For more than a decade, Whitney B. Harrison has pursued her dream of helping people she will never meet. At first blush, this goal may seem strange because we generally think of service as grounded in intimate, one-on-one experiences. But for Harrison, a lawyer practicing in Columbia, SC, this goal provides a more expansive opportunity to help a greater portion of our population through the rule of law.
While clerking for the Honorable Aphrodite K. Konduros, Judge of the South Carolina Court of Appeals, and later as a law clerk for the Honorable Kaye G. Hearn, Justice of the Supreme Court of South Carolina, Harrison developed her passion for appellate practice. Through those experiences she recognized that appellate practice could be an avenue to serve others for a lifetime by tackling issues that transcend one person or case.
Harrison has more than realized her goal through her work on landmark cases with legal issues ranging from constitutional challenges involving due process to child custody and arbitration. Most recently, she and a seasoned trial team, represented over two-thirds of South Carolina citizens in litigation surrounding the failed nuclear project in Jenkinsville, S.C. Harrison led the customers’ constitutional challenge to a law requiring customers to advance the cost of nuclear construction and later argued for the return of billions of dollars to customers, both of which served as key components in two settlements.
Because of these efforts and her dedication to service, Harrison has been named the 2020 Outstanding Young Alumna. The honor is presented to an alumna under 40 years of age, as the award year begins, who shows early competence within the chosen field of endeavor and exceptional promise of future achievement.

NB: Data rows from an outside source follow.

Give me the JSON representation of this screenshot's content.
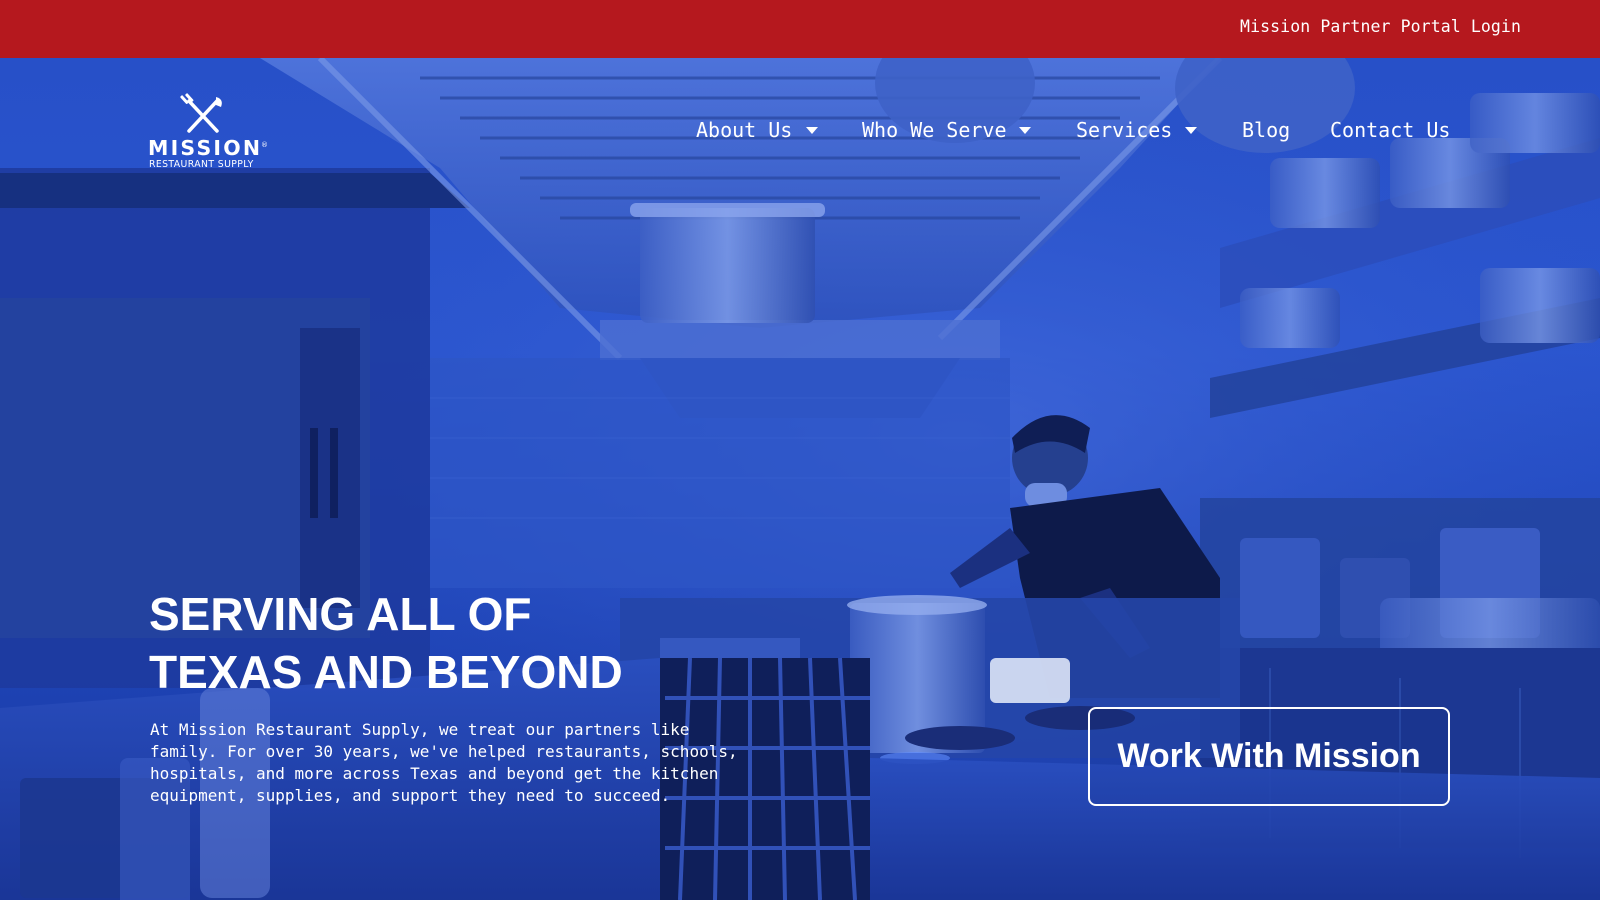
{
  "topbar": {
    "portal_login": "Mission Partner Portal Login"
  },
  "brand": {
    "name": "MISSION",
    "registered": "®",
    "tagline": "RESTAURANT SUPPLY",
    "icon": "crossed-fork-knife-icon"
  },
  "nav": {
    "items": [
      {
        "label": "About Us",
        "has_dropdown": true
      },
      {
        "label": "Who We Serve",
        "has_dropdown": true
      },
      {
        "label": "Services",
        "has_dropdown": true
      },
      {
        "label": "Blog",
        "has_dropdown": false
      },
      {
        "label": "Contact Us",
        "has_dropdown": false
      }
    ]
  },
  "hero": {
    "headline_line1": "SERVING ALL OF",
    "headline_line2": "TEXAS AND BEYOND",
    "intro_lines": [
      "At Mission Restaurant Supply, we treat our partners like",
      "family. For over 30 years, we've helped restaurants, schools,",
      "hospitals, and more across Texas and beyond get the kitchen",
      "equipment, supplies, and support they need to succeed."
    ],
    "cta_label": "Work With Mission"
  },
  "colors": {
    "topbar": "#b5181e",
    "hero_tint": "#2750c8",
    "text": "#ffffff"
  }
}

The award is one among several for Harrison this year. In January, she became the first woman to receive the South Carolina Bar’s Trial and Appellate Advocacy Award. The award, not given annually, recognizes members of the Bar who have shown dedication to furthering the art and techniques of trial and appellate advocacy in South Carolina, outstanding and exemplary skill and conduct in their practice of advocacy, and have devoted substantial time and effort to the education and training of lawyers.

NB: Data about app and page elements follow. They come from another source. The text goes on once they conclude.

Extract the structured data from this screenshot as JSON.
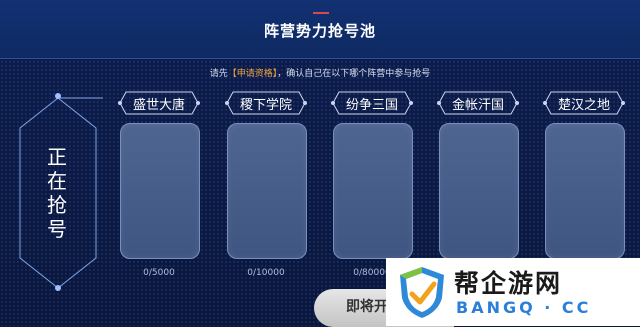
{
  "header": {
    "title": "阵营势力抢号池"
  },
  "notice": {
    "prefix": "请先",
    "link": "【申请资格】",
    "suffix": "，确认自己在以下哪个阵营中参与抢号"
  },
  "status_panel": {
    "chars": [
      "正",
      "在",
      "抢",
      "号"
    ]
  },
  "factions": [
    {
      "name": "盛世大唐",
      "count": "0/5000"
    },
    {
      "name": "稷下学院",
      "count": "0/10000"
    },
    {
      "name": "纷争三国",
      "count": "0/80000"
    },
    {
      "name": "金帐汗国",
      "count": ""
    },
    {
      "name": "楚汉之地",
      "count": ""
    }
  ],
  "soon_button": {
    "label": "即将开"
  },
  "watermark": {
    "brand": "帮企游网",
    "domain": "BANGQ · CC"
  },
  "colors": {
    "header": "#123172",
    "link": "#f0a640",
    "card": "#4e6491",
    "watermark_blue": "#2a7fd8"
  }
}
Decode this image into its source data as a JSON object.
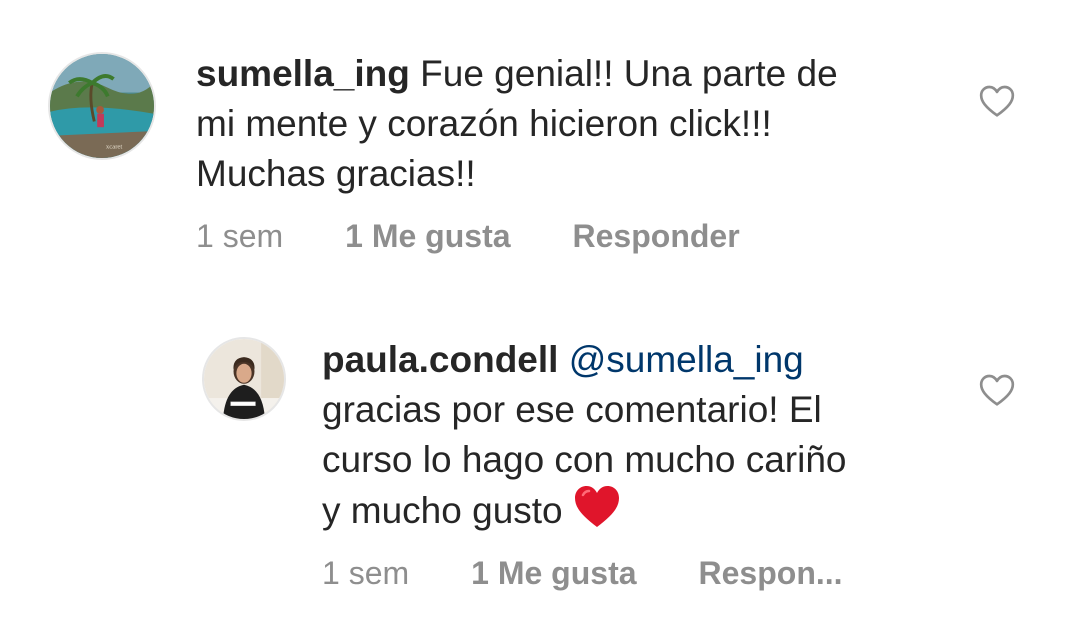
{
  "comments": [
    {
      "username": "sumella_ing",
      "text_lines": [
        "Fue genial!! Una parte de",
        "mi mente y corazón hicieron click!!!",
        "Muchas gracias!!"
      ],
      "time": "1 sem",
      "likes": "1 Me gusta",
      "reply": "Responder",
      "avatar_icon": "beach-photo-avatar"
    },
    {
      "username": "paula.condell",
      "mention": "@sumella_ing",
      "text_lines": [
        "gracias por ese comentario! El",
        "curso lo hago con mucho cariño",
        "y mucho gusto"
      ],
      "emoji": "red-heart",
      "time": "1 sem",
      "likes": "1 Me gusta",
      "reply": "Respon...",
      "avatar_icon": "woman-at-desk-avatar"
    }
  ],
  "colors": {
    "text": "#262626",
    "meta": "#8e8e8e",
    "mention": "#00376b",
    "heart": "#e0152b"
  }
}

In March, The State newspaper recognized Harrison among their Top 20 Under 40 honorees. Most recently, Harrison was named to Columbia Business Monthly’s Best and Brightest 35 and Under.

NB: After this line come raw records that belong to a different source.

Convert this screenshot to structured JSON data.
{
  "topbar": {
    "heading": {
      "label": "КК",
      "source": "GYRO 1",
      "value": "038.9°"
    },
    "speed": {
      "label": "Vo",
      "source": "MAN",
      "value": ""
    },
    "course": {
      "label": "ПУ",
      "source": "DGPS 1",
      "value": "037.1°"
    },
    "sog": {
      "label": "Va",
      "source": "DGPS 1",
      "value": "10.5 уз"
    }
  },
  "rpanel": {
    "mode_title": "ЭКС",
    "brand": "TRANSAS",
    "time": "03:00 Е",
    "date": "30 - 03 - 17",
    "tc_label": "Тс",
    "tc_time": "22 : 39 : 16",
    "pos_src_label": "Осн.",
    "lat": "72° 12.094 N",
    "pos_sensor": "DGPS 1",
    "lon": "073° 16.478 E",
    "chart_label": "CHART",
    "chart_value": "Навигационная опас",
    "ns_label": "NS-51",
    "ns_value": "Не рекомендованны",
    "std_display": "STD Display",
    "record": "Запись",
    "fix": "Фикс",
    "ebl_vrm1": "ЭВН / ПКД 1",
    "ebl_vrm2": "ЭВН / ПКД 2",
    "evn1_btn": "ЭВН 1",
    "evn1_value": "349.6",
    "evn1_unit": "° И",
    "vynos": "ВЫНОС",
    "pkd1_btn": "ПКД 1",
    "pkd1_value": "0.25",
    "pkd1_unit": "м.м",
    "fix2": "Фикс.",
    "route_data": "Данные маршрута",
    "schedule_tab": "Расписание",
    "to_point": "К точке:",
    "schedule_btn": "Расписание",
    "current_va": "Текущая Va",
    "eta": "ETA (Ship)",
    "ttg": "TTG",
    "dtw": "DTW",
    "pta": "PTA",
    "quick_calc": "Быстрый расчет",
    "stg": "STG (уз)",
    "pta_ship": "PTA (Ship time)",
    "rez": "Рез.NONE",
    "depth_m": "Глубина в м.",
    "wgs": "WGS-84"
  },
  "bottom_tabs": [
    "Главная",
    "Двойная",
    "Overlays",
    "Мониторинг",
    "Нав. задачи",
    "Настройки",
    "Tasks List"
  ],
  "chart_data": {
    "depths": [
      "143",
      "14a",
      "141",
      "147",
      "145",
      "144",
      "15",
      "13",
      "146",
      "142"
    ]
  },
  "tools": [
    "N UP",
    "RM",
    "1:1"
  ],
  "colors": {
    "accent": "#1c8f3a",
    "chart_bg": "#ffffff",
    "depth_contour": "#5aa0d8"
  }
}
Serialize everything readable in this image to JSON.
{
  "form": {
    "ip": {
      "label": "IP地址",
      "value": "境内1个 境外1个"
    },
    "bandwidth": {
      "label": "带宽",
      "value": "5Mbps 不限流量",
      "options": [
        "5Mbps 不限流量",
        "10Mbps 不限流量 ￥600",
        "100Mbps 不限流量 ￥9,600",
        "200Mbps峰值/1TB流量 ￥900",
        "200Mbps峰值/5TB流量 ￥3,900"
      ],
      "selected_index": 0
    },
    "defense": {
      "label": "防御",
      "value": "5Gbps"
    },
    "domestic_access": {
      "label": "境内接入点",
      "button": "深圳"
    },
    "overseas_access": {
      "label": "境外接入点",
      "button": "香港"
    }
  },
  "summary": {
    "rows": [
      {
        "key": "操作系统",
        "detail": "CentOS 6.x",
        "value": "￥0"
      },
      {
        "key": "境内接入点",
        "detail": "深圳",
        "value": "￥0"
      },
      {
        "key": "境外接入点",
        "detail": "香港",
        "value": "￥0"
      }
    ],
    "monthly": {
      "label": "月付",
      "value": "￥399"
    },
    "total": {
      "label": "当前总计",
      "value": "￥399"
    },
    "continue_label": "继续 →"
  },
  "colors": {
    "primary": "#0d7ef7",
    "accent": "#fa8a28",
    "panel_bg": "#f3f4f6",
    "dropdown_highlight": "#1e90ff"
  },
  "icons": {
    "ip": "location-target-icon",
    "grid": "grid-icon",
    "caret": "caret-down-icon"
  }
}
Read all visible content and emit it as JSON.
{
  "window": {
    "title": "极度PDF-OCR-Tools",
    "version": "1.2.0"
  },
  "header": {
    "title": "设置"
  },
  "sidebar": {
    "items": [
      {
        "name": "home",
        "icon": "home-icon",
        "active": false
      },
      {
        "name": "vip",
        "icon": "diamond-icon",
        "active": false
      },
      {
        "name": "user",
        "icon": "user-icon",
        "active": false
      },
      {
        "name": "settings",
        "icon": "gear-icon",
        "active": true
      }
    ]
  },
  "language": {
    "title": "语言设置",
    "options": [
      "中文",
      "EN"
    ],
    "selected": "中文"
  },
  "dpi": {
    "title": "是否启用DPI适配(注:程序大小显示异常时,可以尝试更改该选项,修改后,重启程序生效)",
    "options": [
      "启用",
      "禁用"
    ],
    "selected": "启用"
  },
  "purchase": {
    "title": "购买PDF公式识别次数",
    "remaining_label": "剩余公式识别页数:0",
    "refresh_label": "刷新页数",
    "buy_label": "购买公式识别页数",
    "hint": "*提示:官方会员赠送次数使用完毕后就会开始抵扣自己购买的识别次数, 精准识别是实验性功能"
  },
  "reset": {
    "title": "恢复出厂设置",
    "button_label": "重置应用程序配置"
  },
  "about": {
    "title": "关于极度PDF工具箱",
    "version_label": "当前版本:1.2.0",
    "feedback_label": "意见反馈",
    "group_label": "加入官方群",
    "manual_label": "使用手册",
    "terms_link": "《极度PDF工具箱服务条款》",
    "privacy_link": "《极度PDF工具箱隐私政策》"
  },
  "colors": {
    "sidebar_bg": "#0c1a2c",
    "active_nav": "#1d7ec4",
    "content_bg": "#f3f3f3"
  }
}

Outside of the courtroom, Harrison is active in her community, serving on the Boards of S.C. Appleseed, S.C. Bar Foundation, S.C. Association of Justice, and the Supreme Court Historical Society.
When asked what goal she would turn her sights to next, she explained that she views her goal as one that will take a lifetime because there is always more that can and should be done. “John V. Griffith, former president of Presbyterian College, told me to remember we are heirs of cities we did not build,” Harrison said. “With our grand inheritances come a responsibility to serve our communities with our time and talents to ensure that those who follow us will receive the same. If we remain steadfast to serving and caring for one another, there are no limits to the cities we can furnish our heirs.”
Harrison graduated with honors from PC with a degree in history, and served as class president her junior and senior years. She went on to earn her law degree from the University of South Carolina School of Law. She served as vice president of the Student Bar Association and started an annual Service Day effort to show incoming law students the value of serving others. Harrison is an attorney with McGowan, Hood & Felder LLC, in Columbia, S.C.